Stored items from a collection
· · · ·
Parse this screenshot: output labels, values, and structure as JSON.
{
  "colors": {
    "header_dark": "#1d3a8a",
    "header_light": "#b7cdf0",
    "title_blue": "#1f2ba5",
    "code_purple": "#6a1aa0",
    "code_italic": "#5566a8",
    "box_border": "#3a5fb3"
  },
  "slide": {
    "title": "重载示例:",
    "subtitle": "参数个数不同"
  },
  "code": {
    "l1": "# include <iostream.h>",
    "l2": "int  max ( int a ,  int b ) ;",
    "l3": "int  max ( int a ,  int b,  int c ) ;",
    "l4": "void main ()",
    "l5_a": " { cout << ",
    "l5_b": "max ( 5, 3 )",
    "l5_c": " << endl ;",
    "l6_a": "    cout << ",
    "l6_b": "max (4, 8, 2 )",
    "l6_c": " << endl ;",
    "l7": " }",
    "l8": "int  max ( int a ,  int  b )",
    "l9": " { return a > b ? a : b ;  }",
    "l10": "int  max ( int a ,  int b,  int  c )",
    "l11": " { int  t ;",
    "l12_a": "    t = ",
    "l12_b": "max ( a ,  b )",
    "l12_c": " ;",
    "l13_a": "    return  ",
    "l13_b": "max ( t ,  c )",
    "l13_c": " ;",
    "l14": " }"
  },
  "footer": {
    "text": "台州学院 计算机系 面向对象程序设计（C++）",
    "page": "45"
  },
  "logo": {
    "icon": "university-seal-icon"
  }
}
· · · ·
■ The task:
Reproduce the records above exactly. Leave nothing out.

■ Your solution:
Parse this screenshot: output labels, values, and structure as JSON.
{
  "colors": {
    "header_dark": "#1d3a8a",
    "header_light": "#b7cdf0",
    "title_blue": "#1f2ba5",
    "code_purple": "#6a1aa0",
    "code_italic": "#5566a8",
    "box_border": "#3a5fb3"
  },
  "slide": {
    "title": "重载示例:",
    "subtitle": "参数个数不同"
  },
  "code": {
    "l1": "# include <iostream.h>",
    "l2": "int  max ( int a ,  int b ) ;",
    "l3": "int  max ( int a ,  int b,  int c ) ;",
    "l4": "void main ()",
    "l5_a": " { cout << ",
    "l5_b": "max ( 5, 3 )",
    "l5_c": " << endl ;",
    "l6_a": "    cout << ",
    "l6_b": "max (4, 8, 2 )",
    "l6_c": " << endl ;",
    "l7": " }",
    "l8": "int  max ( int a ,  int  b )",
    "l9": " { return a > b ? a : b ;  }",
    "l10": "int  max ( int a ,  int b,  int  c )",
    "l11": " { int  t ;",
    "l12_a": "    t = ",
    "l12_b": "max ( a ,  b )",
    "l12_c": " ;",
    "l13_a": "    return  ",
    "l13_b": "max ( t ,  c )",
    "l13_c": " ;",
    "l14": " }"
  },
  "footer": {
    "text": "台州学院 计算机系 面向对象程序设计（C++）",
    "page": "45"
  },
  "logo": {
    "icon": "university-seal-icon"
  }
}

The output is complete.